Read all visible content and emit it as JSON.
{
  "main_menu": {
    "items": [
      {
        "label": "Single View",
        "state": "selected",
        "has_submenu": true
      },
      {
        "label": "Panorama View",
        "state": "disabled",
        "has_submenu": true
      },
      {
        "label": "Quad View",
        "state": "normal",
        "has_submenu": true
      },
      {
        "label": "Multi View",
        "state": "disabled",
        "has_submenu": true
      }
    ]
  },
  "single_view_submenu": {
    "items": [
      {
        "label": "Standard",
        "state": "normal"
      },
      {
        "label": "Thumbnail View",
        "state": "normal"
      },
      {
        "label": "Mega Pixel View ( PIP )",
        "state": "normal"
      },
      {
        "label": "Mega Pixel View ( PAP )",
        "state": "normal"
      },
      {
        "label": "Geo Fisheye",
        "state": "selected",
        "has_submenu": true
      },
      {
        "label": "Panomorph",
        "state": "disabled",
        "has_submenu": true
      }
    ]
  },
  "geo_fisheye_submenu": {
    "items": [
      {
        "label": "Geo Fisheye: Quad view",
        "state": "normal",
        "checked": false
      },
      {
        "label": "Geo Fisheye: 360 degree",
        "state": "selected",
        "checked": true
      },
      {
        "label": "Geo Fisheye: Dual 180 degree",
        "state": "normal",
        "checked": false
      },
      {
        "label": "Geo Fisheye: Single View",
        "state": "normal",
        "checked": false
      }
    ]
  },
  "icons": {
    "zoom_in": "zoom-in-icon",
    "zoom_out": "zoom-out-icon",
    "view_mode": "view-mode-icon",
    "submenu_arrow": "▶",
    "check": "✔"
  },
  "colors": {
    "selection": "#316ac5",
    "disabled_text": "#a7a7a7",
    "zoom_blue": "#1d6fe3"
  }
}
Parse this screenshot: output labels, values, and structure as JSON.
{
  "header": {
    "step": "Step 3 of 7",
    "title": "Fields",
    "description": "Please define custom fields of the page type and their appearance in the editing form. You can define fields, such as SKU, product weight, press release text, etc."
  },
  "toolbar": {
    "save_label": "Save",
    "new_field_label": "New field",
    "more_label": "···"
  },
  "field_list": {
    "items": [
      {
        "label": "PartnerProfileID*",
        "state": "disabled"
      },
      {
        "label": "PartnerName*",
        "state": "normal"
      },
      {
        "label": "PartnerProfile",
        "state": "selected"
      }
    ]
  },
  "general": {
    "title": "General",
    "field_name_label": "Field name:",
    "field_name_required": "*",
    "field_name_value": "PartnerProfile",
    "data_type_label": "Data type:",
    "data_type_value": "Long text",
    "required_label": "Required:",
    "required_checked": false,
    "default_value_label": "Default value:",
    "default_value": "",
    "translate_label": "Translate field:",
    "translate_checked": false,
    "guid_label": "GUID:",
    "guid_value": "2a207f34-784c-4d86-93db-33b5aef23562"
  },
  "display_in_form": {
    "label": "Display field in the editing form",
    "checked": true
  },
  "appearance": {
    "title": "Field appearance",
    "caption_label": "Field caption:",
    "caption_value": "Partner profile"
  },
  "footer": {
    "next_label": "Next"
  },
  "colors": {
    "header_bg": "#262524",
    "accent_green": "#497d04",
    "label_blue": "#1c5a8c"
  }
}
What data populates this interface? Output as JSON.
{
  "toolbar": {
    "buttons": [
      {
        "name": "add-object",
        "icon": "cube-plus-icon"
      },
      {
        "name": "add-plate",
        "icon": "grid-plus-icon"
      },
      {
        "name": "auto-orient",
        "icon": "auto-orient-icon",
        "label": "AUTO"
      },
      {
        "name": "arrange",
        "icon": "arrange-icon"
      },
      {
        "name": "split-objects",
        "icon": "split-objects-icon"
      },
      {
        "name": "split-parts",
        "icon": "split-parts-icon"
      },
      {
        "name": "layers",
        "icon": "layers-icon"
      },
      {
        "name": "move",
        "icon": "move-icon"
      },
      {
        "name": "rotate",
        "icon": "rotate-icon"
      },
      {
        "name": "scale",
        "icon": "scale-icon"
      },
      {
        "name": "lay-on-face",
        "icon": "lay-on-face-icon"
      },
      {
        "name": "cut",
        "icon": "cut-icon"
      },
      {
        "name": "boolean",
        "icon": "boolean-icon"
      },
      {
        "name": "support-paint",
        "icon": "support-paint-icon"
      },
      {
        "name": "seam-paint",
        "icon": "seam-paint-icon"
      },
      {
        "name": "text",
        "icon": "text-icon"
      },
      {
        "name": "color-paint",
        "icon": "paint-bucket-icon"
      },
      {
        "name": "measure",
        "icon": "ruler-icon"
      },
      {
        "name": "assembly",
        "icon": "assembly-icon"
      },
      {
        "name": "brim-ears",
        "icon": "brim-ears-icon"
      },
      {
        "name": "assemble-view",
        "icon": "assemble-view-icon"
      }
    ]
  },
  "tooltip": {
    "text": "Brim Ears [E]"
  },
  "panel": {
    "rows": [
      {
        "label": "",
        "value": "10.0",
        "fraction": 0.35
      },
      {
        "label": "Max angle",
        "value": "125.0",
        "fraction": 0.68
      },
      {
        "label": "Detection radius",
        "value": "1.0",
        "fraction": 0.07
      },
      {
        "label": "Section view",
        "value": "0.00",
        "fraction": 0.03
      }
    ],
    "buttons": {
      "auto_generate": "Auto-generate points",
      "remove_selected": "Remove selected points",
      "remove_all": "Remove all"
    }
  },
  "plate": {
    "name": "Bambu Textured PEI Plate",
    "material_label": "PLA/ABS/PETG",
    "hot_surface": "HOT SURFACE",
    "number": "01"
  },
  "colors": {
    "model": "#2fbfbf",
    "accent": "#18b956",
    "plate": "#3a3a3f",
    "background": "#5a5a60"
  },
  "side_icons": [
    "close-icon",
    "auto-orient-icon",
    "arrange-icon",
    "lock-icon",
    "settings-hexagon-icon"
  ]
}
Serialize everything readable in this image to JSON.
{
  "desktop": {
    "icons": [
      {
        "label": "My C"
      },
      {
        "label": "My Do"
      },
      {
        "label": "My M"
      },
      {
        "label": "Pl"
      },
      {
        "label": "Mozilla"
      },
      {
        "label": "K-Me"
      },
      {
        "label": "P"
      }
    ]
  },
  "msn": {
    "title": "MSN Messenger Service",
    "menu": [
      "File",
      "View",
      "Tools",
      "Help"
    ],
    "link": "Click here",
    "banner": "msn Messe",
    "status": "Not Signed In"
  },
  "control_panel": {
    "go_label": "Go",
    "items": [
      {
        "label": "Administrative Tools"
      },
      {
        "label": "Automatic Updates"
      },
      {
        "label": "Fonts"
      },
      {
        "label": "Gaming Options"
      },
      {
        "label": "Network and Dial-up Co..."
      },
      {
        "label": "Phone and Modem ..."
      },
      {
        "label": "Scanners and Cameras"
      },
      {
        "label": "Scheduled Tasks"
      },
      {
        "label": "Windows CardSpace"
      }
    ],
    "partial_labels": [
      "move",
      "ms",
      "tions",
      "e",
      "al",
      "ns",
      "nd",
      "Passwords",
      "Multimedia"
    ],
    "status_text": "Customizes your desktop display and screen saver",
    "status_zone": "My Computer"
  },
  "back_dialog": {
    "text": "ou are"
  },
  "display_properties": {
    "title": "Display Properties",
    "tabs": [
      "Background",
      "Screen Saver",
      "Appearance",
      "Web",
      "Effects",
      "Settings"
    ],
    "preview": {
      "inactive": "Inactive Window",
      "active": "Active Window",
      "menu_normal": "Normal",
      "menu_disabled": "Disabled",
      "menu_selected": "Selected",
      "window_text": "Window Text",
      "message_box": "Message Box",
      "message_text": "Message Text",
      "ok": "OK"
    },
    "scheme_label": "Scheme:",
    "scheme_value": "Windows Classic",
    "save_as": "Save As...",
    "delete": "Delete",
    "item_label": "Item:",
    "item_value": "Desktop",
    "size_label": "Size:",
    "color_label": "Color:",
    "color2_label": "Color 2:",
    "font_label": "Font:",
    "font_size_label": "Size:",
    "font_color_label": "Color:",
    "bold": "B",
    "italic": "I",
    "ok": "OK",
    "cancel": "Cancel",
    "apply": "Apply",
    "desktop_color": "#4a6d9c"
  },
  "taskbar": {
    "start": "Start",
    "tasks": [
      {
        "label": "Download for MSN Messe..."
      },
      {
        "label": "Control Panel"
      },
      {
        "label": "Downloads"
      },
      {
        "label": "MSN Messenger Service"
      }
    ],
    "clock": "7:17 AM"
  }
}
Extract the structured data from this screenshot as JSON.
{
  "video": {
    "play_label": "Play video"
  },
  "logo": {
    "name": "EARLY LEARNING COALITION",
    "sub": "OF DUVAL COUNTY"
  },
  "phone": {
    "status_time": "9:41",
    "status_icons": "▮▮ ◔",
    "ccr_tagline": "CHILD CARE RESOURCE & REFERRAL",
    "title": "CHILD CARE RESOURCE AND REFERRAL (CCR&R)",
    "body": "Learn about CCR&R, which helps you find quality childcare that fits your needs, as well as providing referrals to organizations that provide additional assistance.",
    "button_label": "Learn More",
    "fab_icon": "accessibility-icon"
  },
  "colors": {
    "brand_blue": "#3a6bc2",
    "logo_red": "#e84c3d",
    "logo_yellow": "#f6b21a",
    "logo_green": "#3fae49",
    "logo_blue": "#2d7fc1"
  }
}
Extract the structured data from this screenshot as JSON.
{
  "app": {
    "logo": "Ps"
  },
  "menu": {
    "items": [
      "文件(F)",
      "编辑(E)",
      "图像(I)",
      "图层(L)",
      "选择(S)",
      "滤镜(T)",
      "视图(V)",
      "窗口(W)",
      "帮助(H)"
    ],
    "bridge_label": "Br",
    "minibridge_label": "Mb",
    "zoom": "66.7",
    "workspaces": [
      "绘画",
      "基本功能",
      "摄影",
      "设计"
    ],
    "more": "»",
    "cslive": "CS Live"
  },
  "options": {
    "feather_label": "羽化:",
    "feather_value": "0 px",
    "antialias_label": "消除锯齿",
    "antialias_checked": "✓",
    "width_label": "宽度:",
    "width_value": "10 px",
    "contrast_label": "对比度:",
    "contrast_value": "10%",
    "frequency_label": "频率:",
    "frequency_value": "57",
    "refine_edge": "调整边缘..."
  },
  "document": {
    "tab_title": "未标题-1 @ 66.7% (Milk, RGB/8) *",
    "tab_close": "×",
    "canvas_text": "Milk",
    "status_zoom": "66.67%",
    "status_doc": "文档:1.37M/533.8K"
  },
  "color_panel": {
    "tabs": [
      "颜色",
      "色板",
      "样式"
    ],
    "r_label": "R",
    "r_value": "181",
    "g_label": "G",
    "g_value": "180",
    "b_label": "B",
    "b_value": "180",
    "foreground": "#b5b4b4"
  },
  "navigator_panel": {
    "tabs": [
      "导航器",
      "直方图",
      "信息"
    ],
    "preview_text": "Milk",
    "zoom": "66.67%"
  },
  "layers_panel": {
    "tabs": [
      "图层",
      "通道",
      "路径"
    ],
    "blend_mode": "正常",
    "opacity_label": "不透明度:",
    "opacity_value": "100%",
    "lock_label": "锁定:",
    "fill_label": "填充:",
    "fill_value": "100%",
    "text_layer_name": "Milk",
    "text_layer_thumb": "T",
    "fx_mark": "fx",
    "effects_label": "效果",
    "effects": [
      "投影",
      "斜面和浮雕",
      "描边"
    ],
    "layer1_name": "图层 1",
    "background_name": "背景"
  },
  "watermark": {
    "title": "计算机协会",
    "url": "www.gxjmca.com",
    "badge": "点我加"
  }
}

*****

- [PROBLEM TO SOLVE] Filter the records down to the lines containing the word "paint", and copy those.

- [SOLUTION TO THE EXERCISE]
        "name": "support-paint",
        "icon": "support-paint-icon"
        "name": "seam-paint",
        "icon": "seam-paint-icon"
        "name": "color-paint",
        "icon": "paint-bucket-icon"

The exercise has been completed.